Gravity and rotating torus

Questions: Would a spinning torus lose its weight? Would a solid torus, spinning at 7,81 km/s radial speed completely loose it's weight on Earth-like object? Would it 'fly away' at higher speeds? {Everywhere bellow torus lay flat on surface of Earth and spins around vertical axe through its center}

Thoughts: I think it should as we live in bent space at you should apply force to anything that moves faster than escape velocity to keep it on Earth.

Characteristics of our bent space are: 7,81 km/s - first cosmic speed and 9.8 m/c^2 is gravitational acceleration of our planet.

This means than in 7,81km our planet curves by 9,8m. Meaning that if body will travel that distance faster it will end up higher, relative to surface and you should apply force to keep it same height at start point. This force will be aligned with gravitational pull and compensate for it (opposite direction).

Take bent space there should be 3 forces in rotating torus accounted for: 1. Gravitational pull, constantly pulling every part of torus 2. Rotational pull. Compensated by torus’s material strength 3. Apparent force due to curved space and high speed (well could be that forces 1 and 3 are same force – according to Einstein)

In my thought experiment I ignoring other forces, such as Earth spin, rotation around Sun and Moon rotation. Also I presume torus made out of material impossible to break. But hey, it is just hypothetically.

Conclusion: If mentioned above is true and spinning object will tend to fly away from gravitational pull of other body than it is possible to make ‘gravitational propeller’ for small objects like asteroids and tag them to other orbits. The possibilities are huge.

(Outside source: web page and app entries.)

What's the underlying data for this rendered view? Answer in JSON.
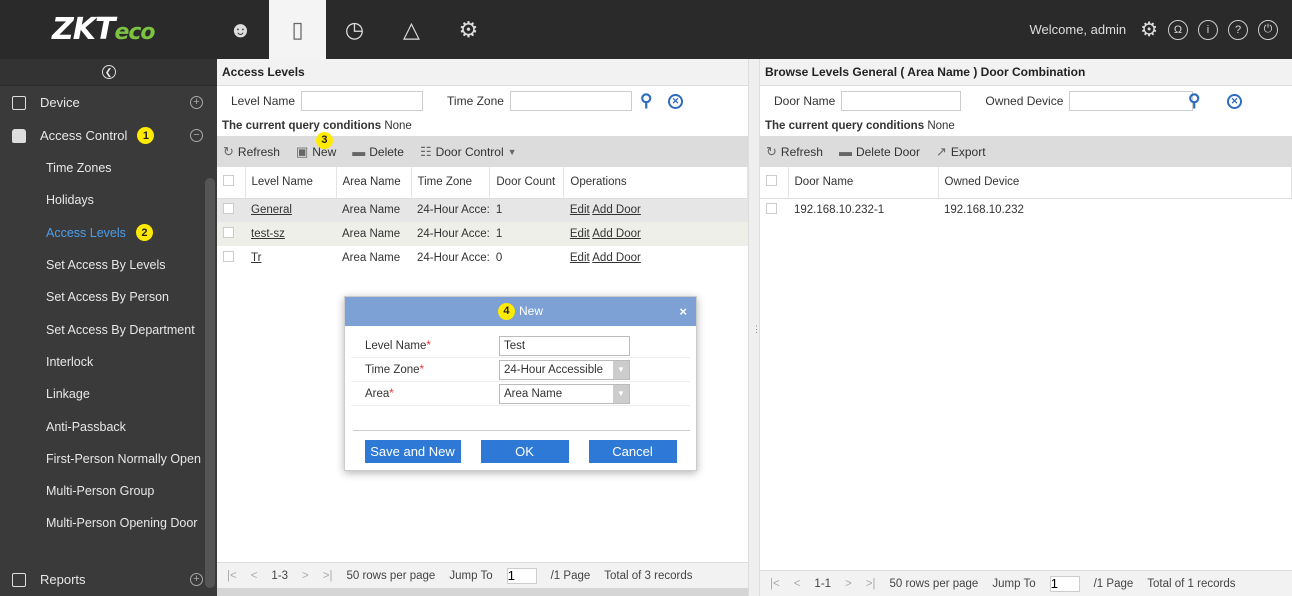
{
  "brand": {
    "logo_main": "ZK",
    "logo_t": "T",
    "logo_eco": "eco"
  },
  "header": {
    "nav_icons": [
      "person-icon",
      "door-icon",
      "clock-icon",
      "camera-icon",
      "settings-icon"
    ],
    "welcome": "Welcome, admin",
    "right_icons": [
      "gear-icon",
      "user-circle-icon",
      "info-icon",
      "help-icon",
      "power-icon"
    ]
  },
  "sidebar": {
    "device_label": "Device",
    "access_control_label": "Access Control",
    "access_control_badge": "1",
    "reports_label": "Reports",
    "items": [
      {
        "label": "Time Zones"
      },
      {
        "label": "Holidays"
      },
      {
        "label": "Access Levels",
        "badge": "2"
      },
      {
        "label": "Set Access By Levels"
      },
      {
        "label": "Set Access By Person"
      },
      {
        "label": "Set Access By Department"
      },
      {
        "label": "Interlock"
      },
      {
        "label": "Linkage"
      },
      {
        "label": "Anti-Passback"
      },
      {
        "label": "First-Person Normally Open"
      },
      {
        "label": "Multi-Person Group"
      },
      {
        "label": "Multi-Person Opening Door"
      }
    ]
  },
  "left": {
    "title": "Access Levels",
    "query": {
      "level_name_label": "Level Name",
      "time_zone_label": "Time Zone"
    },
    "conditions_label": "The current query conditions",
    "conditions_value": "None",
    "toolbar": {
      "refresh": "Refresh",
      "new": "New",
      "new_badge": "3",
      "delete": "Delete",
      "door_control": "Door Control"
    },
    "columns": [
      "Level Name",
      "Area Name",
      "Time Zone",
      "Door Count",
      "Operations"
    ],
    "rows": [
      {
        "name": "General",
        "area": "Area Name",
        "tz": "24-Hour Acce:",
        "count": "1",
        "edit": "Edit",
        "add": "Add Door"
      },
      {
        "name": "test-sz",
        "area": "Area Name",
        "tz": "24-Hour Acce:",
        "count": "1",
        "edit": "Edit",
        "add": "Add Door"
      },
      {
        "name": "Tr",
        "area": "Area Name",
        "tz": "24-Hour Acce:",
        "count": "0",
        "edit": "Edit",
        "add": "Add Door"
      }
    ],
    "pager": {
      "range": "1-3",
      "rows_per_page": "50 rows per page",
      "jump_to": "Jump To",
      "page_value": "1",
      "pages": "/1 Page",
      "total": "Total of 3 records"
    }
  },
  "right": {
    "title": "Browse Levels General ( Area Name ) Door Combination",
    "query": {
      "door_name_label": "Door Name",
      "owned_device_label": "Owned Device"
    },
    "conditions_label": "The current query conditions",
    "conditions_value": "None",
    "toolbar": {
      "refresh": "Refresh",
      "delete_door": "Delete Door",
      "export": "Export"
    },
    "columns": [
      "Door Name",
      "Owned Device"
    ],
    "rows": [
      {
        "door": "192.168.10.232-1",
        "device": "192.168.10.232"
      }
    ],
    "pager": {
      "range": "1-1",
      "rows_per_page": "50 rows per page",
      "jump_to": "Jump To",
      "page_value": "1",
      "pages": "/1 Page",
      "total": "Total of 1 records"
    }
  },
  "dialog": {
    "title": "New",
    "badge": "4",
    "close": "×",
    "fields": {
      "level_name_label": "Level Name",
      "level_name_value": "Test",
      "time_zone_label": "Time Zone",
      "time_zone_value": "24-Hour Accessible",
      "area_label": "Area",
      "area_value": "Area Name"
    },
    "buttons": {
      "save_new": "Save and New",
      "ok": "OK",
      "cancel": "Cancel"
    }
  }
}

• Are you asking if a rapidly spinning torus will levitate? – PM 2Ring May 12 '18 at 20:00
• No, you need 7,81 km/s radial speed (in the "up" direction) of the center of mass of an object for it to escape earths gravity. What makes you think a torus specifically can do what other spinning objects can't? – ja72 May 12 '18 at 23:36
• No, you do not have to be in 'up' direction - near orbit satellites – Yuriy Panchenko May 13 '18 at 1:29
• No, you do not have to be in 'up' direction - near orbit satellites moving parallel to surface and yet remain stationary relative to ground as if they fall over horizon. The thing is if you travel at 7,81 km/s you should always be at the same height - hence 'weight loss' as nothing pushes down and rather remain 'hanging in the air'. With faster speed weight will tend to be higher than previous point and it will have 'negative' weight. If every part of torus span to 7.81 km/s (say with radius 10km) will try to be higher than before - would not whole thing tend to lose its weight? – Yuriy Panchenko May 13 '18 at 1:38
• Think about - "you need 7,81 km/s radial speed (in the "up" direction) of the center of mass of an object for it to escape earths gravity" - if, hypothetically, you traveling at 5 m/s slow speed from the Earth sooner or later you'll end up far from Earth's gravity without have to go 7.81 km/s. This 7.81 speed means traveling at near Earth's surface you wont fall on it. Lower speed - you'll fall and faster - you'll fly away from it (and actually you will apply some force to stay on Earth) – Yuriy Panchenko May 13 '18 at 1:47